# [What you should do]
Copy each line below holding "Default".

/---

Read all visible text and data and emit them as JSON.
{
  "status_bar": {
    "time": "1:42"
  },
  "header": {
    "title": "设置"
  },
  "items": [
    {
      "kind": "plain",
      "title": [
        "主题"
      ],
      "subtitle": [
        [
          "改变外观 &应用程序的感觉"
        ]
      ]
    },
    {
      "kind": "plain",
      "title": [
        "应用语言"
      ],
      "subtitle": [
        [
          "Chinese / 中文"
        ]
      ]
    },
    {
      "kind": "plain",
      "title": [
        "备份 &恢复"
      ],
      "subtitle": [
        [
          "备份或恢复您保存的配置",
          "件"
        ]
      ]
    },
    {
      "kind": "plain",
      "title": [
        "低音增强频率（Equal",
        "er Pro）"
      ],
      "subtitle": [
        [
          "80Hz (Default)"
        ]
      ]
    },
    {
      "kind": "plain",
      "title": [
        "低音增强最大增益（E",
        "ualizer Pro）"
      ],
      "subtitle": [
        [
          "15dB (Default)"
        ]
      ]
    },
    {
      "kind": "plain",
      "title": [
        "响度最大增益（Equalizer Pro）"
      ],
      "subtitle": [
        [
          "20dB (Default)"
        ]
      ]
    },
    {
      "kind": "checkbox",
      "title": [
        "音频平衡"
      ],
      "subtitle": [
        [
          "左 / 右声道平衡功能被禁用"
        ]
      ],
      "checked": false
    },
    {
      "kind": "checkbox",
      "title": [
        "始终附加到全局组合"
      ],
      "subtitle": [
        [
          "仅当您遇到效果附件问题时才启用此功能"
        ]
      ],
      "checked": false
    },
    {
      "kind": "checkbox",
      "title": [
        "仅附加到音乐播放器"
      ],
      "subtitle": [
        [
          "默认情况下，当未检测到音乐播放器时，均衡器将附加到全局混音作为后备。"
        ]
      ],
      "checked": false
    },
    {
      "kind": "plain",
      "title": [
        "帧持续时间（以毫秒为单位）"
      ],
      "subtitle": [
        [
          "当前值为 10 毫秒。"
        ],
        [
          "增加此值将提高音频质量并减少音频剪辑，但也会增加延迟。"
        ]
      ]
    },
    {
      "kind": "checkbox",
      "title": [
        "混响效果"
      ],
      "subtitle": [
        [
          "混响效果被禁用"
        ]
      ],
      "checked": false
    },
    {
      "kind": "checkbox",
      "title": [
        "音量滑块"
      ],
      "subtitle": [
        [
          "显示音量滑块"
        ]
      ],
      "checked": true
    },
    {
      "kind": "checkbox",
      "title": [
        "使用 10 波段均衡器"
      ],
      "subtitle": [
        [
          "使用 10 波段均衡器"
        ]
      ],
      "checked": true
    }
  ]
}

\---

# [Answer space]
          "80Hz (Default)"
          "15dB (Default)"
          "20dB (Default)"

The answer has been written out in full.